Instructions for the task: The expected output is a copy of every line in the records with the string "calendar".

Provided entries: Begin

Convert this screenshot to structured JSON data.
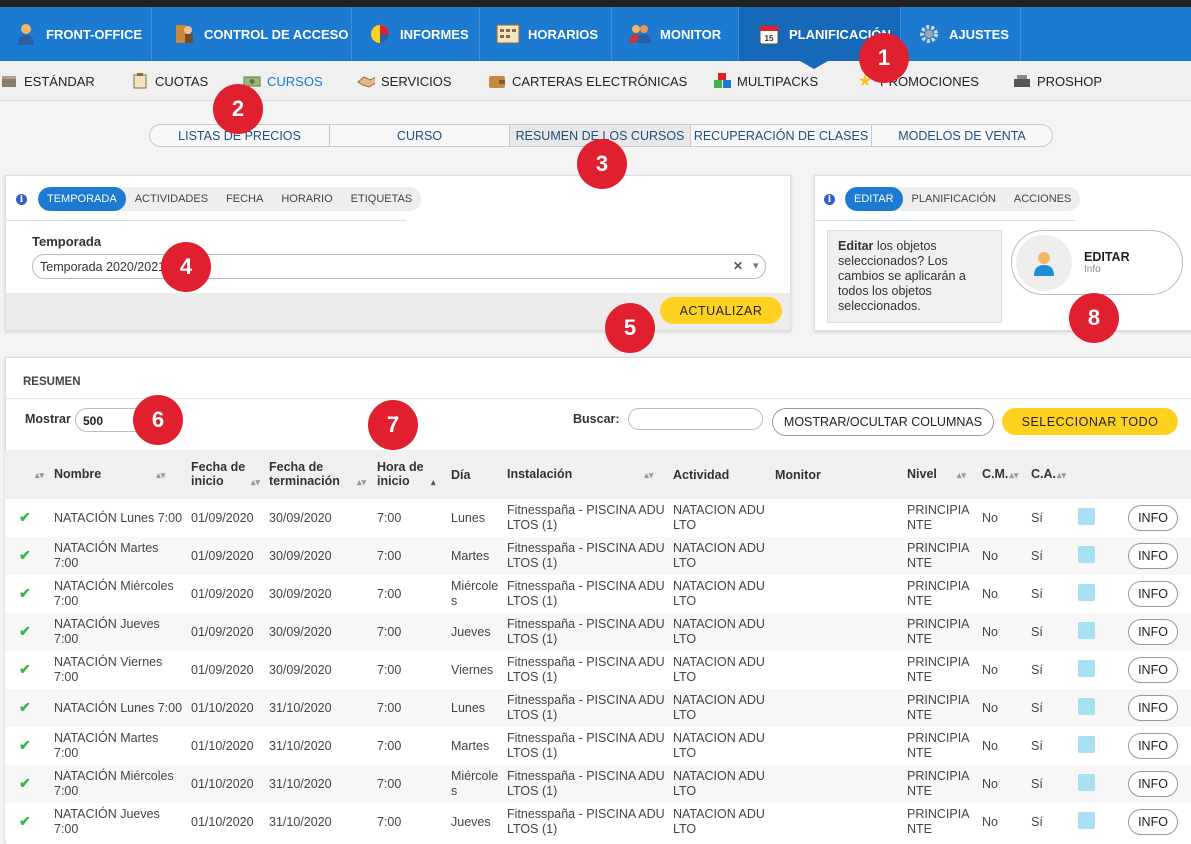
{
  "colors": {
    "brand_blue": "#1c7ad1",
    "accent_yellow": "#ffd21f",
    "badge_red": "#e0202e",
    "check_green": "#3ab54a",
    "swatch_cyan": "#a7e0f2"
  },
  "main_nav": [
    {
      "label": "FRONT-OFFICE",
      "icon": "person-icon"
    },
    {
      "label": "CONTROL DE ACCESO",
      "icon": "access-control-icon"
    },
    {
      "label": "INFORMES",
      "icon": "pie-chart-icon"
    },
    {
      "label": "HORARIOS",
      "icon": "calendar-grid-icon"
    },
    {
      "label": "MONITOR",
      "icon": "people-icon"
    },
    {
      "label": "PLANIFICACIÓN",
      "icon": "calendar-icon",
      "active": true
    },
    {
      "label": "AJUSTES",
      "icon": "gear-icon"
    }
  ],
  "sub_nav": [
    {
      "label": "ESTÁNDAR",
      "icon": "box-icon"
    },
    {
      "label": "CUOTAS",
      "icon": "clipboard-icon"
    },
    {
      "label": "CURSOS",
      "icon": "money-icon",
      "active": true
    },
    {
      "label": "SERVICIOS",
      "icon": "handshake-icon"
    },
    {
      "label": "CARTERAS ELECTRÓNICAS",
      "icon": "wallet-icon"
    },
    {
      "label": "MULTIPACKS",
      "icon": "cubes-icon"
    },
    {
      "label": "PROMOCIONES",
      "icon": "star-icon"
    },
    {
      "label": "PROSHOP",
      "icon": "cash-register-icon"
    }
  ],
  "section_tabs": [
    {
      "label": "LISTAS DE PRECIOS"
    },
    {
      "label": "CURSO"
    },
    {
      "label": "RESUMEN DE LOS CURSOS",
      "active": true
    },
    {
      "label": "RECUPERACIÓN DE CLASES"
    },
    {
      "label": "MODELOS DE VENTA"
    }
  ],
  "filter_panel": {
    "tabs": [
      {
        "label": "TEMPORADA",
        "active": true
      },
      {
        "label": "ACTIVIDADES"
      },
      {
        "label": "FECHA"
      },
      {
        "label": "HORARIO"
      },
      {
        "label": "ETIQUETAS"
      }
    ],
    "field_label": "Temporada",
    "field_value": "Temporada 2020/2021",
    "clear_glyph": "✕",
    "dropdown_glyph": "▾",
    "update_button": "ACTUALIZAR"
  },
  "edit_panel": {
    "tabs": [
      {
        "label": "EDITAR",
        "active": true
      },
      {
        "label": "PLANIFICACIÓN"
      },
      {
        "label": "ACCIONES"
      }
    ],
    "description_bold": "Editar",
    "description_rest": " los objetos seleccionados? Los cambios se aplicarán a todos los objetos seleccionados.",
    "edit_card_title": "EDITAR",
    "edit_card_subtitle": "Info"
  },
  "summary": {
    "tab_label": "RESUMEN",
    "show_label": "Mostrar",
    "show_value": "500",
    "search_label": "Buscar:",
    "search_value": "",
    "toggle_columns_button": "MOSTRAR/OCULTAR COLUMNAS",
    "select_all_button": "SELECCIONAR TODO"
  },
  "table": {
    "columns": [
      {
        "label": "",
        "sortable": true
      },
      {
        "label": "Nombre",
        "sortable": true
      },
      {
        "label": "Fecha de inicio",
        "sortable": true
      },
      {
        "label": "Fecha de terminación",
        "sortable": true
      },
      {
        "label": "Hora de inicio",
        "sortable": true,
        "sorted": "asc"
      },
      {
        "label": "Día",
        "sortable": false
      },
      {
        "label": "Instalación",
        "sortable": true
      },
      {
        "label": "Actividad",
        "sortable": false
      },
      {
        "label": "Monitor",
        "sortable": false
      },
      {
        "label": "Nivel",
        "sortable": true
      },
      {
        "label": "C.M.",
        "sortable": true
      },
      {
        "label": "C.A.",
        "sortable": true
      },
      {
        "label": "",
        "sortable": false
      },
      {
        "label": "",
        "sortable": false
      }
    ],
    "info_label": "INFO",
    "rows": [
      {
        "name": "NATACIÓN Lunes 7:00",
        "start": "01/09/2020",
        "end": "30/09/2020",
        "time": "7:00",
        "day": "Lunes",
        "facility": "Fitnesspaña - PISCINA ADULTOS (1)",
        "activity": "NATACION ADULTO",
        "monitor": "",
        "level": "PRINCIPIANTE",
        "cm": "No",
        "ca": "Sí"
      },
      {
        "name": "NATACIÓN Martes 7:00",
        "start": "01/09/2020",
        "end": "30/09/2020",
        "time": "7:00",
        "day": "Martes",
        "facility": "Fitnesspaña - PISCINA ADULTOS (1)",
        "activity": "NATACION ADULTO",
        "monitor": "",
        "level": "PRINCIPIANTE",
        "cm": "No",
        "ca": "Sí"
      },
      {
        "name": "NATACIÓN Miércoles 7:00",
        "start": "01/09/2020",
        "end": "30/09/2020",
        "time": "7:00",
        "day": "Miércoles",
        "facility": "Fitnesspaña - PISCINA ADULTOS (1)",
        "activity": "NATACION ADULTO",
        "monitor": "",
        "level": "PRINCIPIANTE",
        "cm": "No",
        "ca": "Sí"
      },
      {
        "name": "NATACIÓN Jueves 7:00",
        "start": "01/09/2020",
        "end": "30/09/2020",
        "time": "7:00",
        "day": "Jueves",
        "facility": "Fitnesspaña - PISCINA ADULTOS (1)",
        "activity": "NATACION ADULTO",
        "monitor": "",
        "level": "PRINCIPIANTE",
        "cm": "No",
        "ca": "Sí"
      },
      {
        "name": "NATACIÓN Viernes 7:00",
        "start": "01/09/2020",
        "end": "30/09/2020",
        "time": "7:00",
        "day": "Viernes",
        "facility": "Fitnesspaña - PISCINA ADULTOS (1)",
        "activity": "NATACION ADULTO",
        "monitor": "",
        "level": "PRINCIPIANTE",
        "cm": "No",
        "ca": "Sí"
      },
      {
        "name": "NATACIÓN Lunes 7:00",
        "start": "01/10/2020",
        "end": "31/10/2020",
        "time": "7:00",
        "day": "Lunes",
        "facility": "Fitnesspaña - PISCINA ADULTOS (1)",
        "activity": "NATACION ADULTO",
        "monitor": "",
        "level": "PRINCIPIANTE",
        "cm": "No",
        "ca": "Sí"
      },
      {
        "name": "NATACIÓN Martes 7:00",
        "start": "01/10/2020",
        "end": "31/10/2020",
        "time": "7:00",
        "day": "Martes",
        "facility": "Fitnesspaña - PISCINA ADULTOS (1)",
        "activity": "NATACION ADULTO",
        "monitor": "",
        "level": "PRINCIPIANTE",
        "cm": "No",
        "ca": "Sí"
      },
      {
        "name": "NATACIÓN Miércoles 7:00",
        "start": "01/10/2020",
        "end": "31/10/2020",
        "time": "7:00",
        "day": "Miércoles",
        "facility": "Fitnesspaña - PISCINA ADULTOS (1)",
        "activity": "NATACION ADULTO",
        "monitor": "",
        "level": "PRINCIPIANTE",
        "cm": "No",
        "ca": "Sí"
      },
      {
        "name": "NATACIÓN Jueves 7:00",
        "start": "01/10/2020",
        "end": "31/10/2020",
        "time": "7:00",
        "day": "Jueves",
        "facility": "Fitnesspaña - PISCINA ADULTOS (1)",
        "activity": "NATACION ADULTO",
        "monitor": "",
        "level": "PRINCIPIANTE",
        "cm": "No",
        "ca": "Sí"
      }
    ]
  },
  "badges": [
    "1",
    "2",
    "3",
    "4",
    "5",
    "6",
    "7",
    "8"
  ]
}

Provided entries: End
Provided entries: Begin

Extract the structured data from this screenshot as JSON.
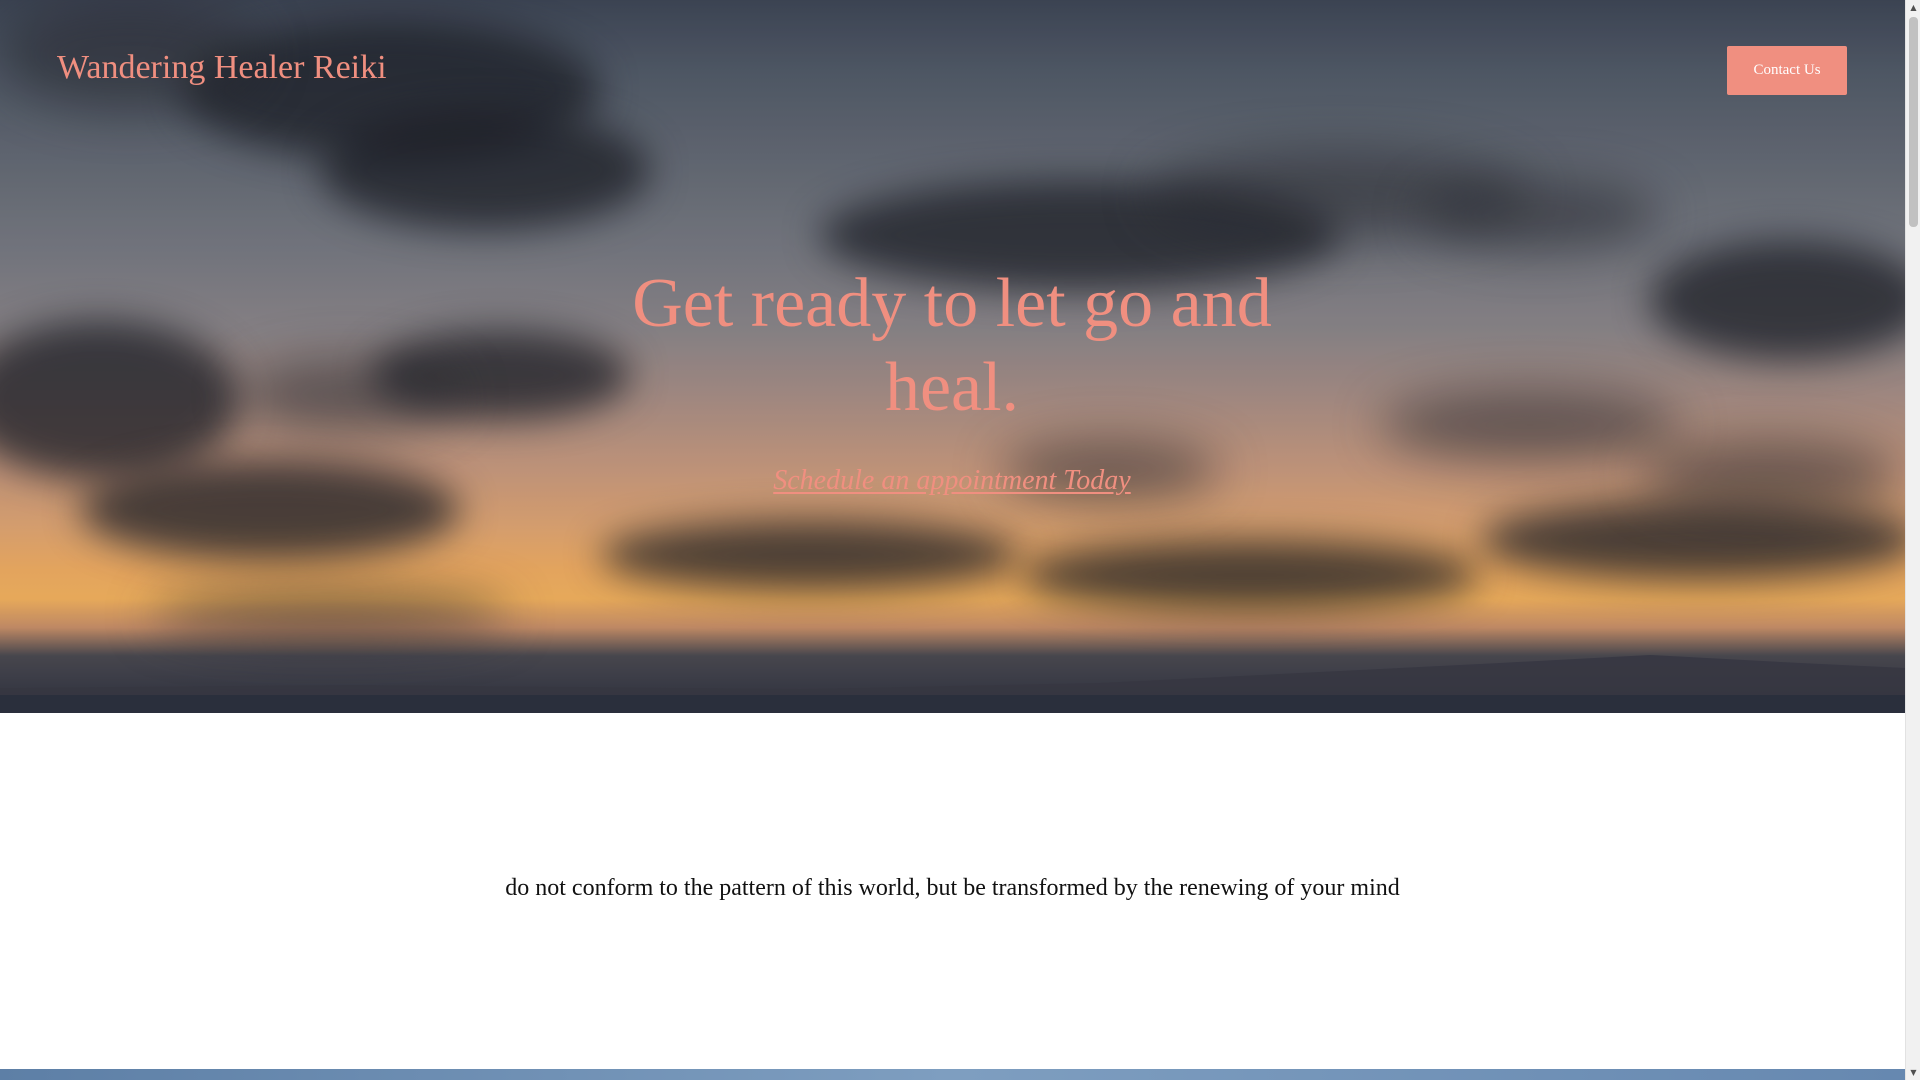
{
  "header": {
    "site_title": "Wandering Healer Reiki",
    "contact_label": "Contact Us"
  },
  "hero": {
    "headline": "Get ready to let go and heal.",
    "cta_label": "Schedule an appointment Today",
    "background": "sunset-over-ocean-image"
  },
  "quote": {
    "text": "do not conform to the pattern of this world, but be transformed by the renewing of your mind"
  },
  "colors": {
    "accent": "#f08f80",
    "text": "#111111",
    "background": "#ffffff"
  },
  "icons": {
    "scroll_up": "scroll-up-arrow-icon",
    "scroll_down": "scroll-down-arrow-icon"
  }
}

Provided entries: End

Solution to this problem:
      "icon": "calendar-grid-icon"
      "icon": "calendar-icon",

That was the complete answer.